PROMPT –
Can you pull out each line of the data below that includes the word "галерею"?
Top of EXTRACTED MATERIAL
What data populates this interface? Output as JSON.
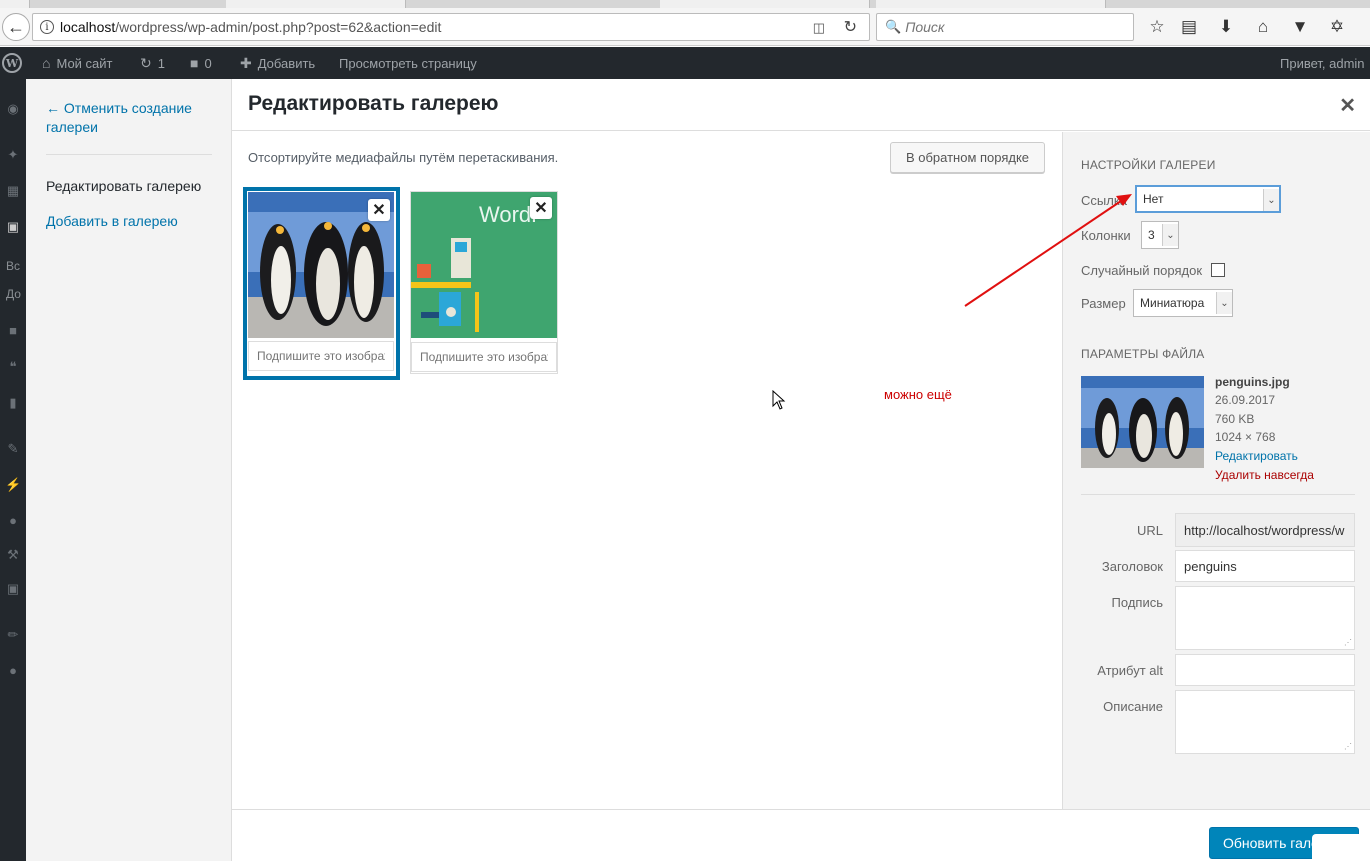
{
  "browser": {
    "url_host": "localhost",
    "url_path": "/wordpress/wp-admin/post.php?post=62&action=edit",
    "search_placeholder": "Поиск"
  },
  "adminbar": {
    "site_name": "Мой сайт",
    "updates_count": "1",
    "comments_count": "0",
    "add_label": "Добавить",
    "view_page_label": "Просмотреть страницу",
    "greeting": "Привет, admin"
  },
  "wp_sidebar": {
    "partial_1": "Вс",
    "partial_2": "До"
  },
  "menu": {
    "cancel_label": "← Отменить создание галереи",
    "edit_gallery_label": "Редактировать галерею",
    "add_to_gallery_label": "Добавить в галерею"
  },
  "modal": {
    "title": "Редактировать галерею",
    "close_icon": "close-icon"
  },
  "content": {
    "instructions": "Отсортируйте медиафайлы путём перетаскивания.",
    "reverse_label": "В обратном порядке",
    "items": [
      {
        "caption_placeholder": "Подпишите это изображение"
      },
      {
        "caption_placeholder": "Подпишите это изображение",
        "overlay_text": "WordP"
      }
    ],
    "annotation": "можно ещё"
  },
  "gallery_settings": {
    "heading": "Настройки галереи",
    "link_label": "Ссылка",
    "link_value": "Нет",
    "columns_label": "Колонки",
    "columns_value": "3",
    "random_label": "Случайный порядок",
    "random_checked": false,
    "size_label": "Размер",
    "size_value": "Миниатюра"
  },
  "attachment": {
    "heading": "Параметры файла",
    "filename": "penguins.jpg",
    "date": "26.09.2017",
    "filesize": "760 KB",
    "dimensions": "1024 × 768",
    "edit_label": "Редактировать",
    "delete_label": "Удалить навсегда",
    "url_label": "URL",
    "url_value": "http://localhost/wordpress/w",
    "title_label": "Заголовок",
    "title_value": "penguins",
    "caption_label": "Подпись",
    "alt_label": "Атрибут alt",
    "description_label": "Описание"
  },
  "footer": {
    "update_label": "Обновить галерею"
  },
  "colors": {
    "link": "#0073aa",
    "primary_button": "#0085ba",
    "delete": "#aa0000",
    "annotation": "#cc0000",
    "adminbar": "#23282d"
  }
}
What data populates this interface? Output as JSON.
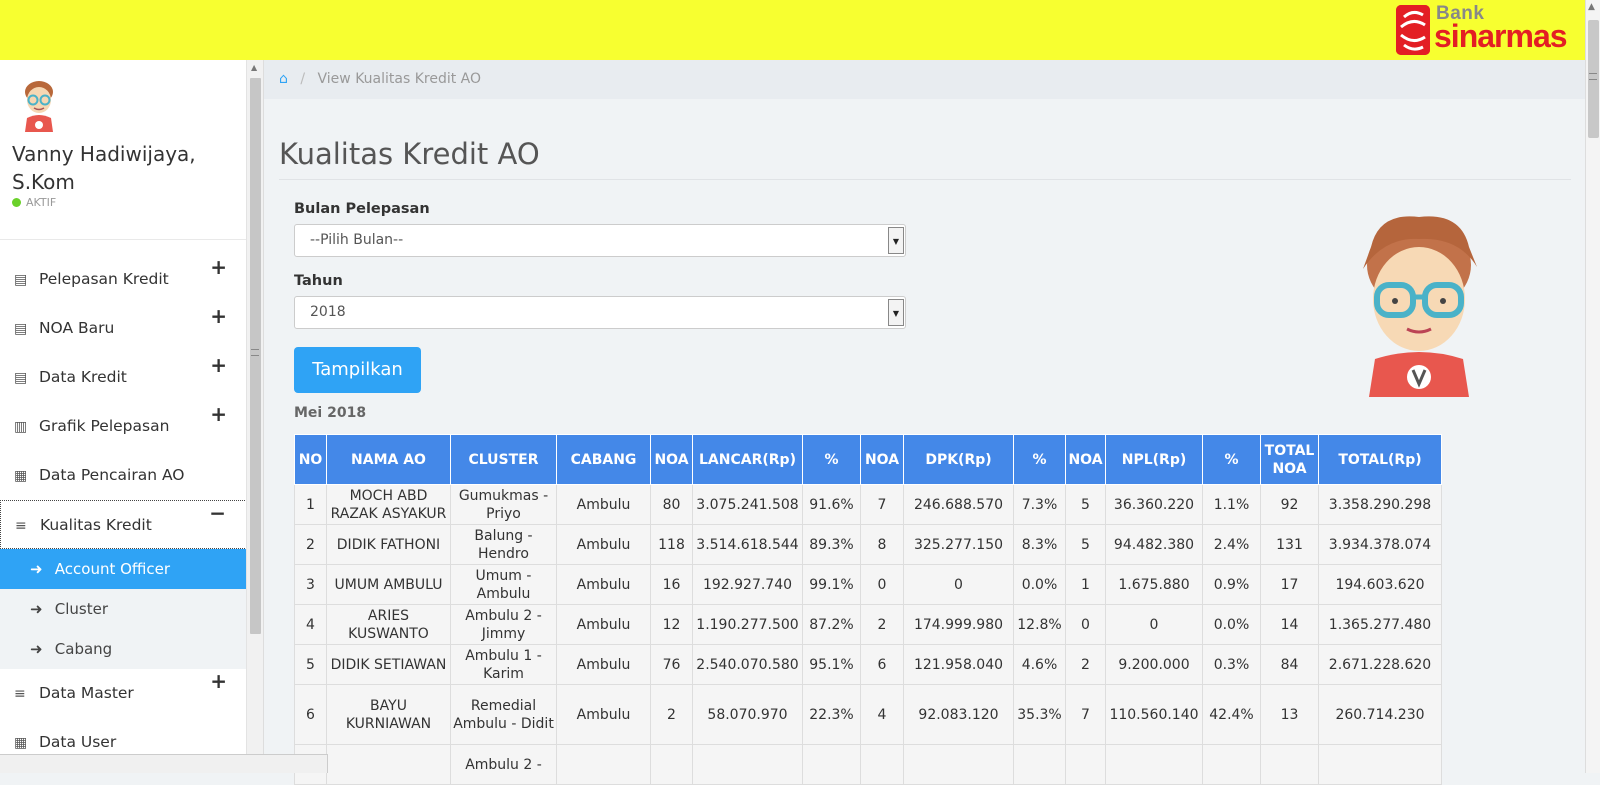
{
  "brand": {
    "top_word": "Bank",
    "name": "sinarmas",
    "accent": "#e31e24",
    "topbar_color": "#f7ff30"
  },
  "user": {
    "name": "Vanny Hadiwijaya, S.Kom",
    "status": "AKTIF"
  },
  "menu": {
    "items": [
      {
        "label": "Pelepasan Kredit",
        "icon": "money-icon"
      },
      {
        "label": "NOA Baru",
        "icon": "money-icon"
      },
      {
        "label": "Data Kredit",
        "icon": "money-icon"
      },
      {
        "label": "Grafik Pelepasan",
        "icon": "bar-chart-icon"
      },
      {
        "label": "Data Pencairan AO",
        "icon": "calendar-icon"
      },
      {
        "label": "Kualitas Kredit",
        "icon": "list-icon"
      }
    ],
    "sub": [
      {
        "label": "Account Officer",
        "active": true
      },
      {
        "label": "Cluster",
        "active": false
      },
      {
        "label": "Cabang",
        "active": false
      }
    ],
    "after": [
      {
        "label": "Data Master",
        "icon": "list-icon"
      },
      {
        "label": "Data User",
        "icon": "calendar-icon"
      }
    ]
  },
  "breadcrumb": {
    "current": "View Kualitas Kredit AO"
  },
  "page": {
    "title": "Kualitas Kredit AO"
  },
  "form": {
    "month_label": "Bulan Pelepasan",
    "month_value": "--Pilih Bulan--",
    "year_label": "Tahun",
    "year_value": "2018",
    "submit": "Tampilkan"
  },
  "period": "Mei  2018",
  "table": {
    "headers": [
      "NO",
      "NAMA AO",
      "CLUSTER",
      "CABANG",
      "NOA",
      "LANCAR(Rp)",
      "%",
      "NOA",
      "DPK(Rp)",
      "%",
      "NOA",
      "NPL(Rp)",
      "%",
      "TOTAL NOA",
      "TOTAL(Rp)"
    ],
    "rows": [
      [
        "1",
        "MOCH ABD RAZAK ASYAKUR",
        "Gumukmas - Priyo",
        "Ambulu",
        "80",
        "3.075.241.508",
        "91.6%",
        "7",
        "246.688.570",
        "7.3%",
        "5",
        "36.360.220",
        "1.1%",
        "92",
        "3.358.290.298"
      ],
      [
        "2",
        "DIDIK FATHONI",
        "Balung - Hendro",
        "Ambulu",
        "118",
        "3.514.618.544",
        "89.3%",
        "8",
        "325.277.150",
        "8.3%",
        "5",
        "94.482.380",
        "2.4%",
        "131",
        "3.934.378.074"
      ],
      [
        "3",
        "UMUM AMBULU",
        "Umum - Ambulu",
        "Ambulu",
        "16",
        "192.927.740",
        "99.1%",
        "0",
        "0",
        "0.0%",
        "1",
        "1.675.880",
        "0.9%",
        "17",
        "194.603.620"
      ],
      [
        "4",
        "ARIES KUSWANTO",
        "Ambulu 2 - Jimmy",
        "Ambulu",
        "12",
        "1.190.277.500",
        "87.2%",
        "2",
        "174.999.980",
        "12.8%",
        "0",
        "0",
        "0.0%",
        "14",
        "1.365.277.480"
      ],
      [
        "5",
        "DIDIK SETIAWAN",
        "Ambulu 1 - Karim",
        "Ambulu",
        "76",
        "2.540.070.580",
        "95.1%",
        "6",
        "121.958.040",
        "4.6%",
        "2",
        "9.200.000",
        "0.3%",
        "84",
        "2.671.228.620"
      ],
      [
        "6",
        "BAYU KURNIAWAN",
        "Remedial Ambulu - Didit",
        "Ambulu",
        "2",
        "58.070.970",
        "22.3%",
        "4",
        "92.083.120",
        "35.3%",
        "7",
        "110.560.140",
        "42.4%",
        "13",
        "260.714.230"
      ],
      [
        "",
        "",
        "Ambulu 2 -",
        "",
        "",
        "",
        "",
        "",
        "",
        "",
        "",
        "",
        "",
        "",
        ""
      ]
    ]
  }
}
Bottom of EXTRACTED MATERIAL
WRITTEN RESPONSE –
    "edit_gallery_label": "Редактировать галерею",
    "add_to_gallery_label": "Добавить в галерею"
    "title": "Редактировать галерею",
    "update_label": "Обновить галерею"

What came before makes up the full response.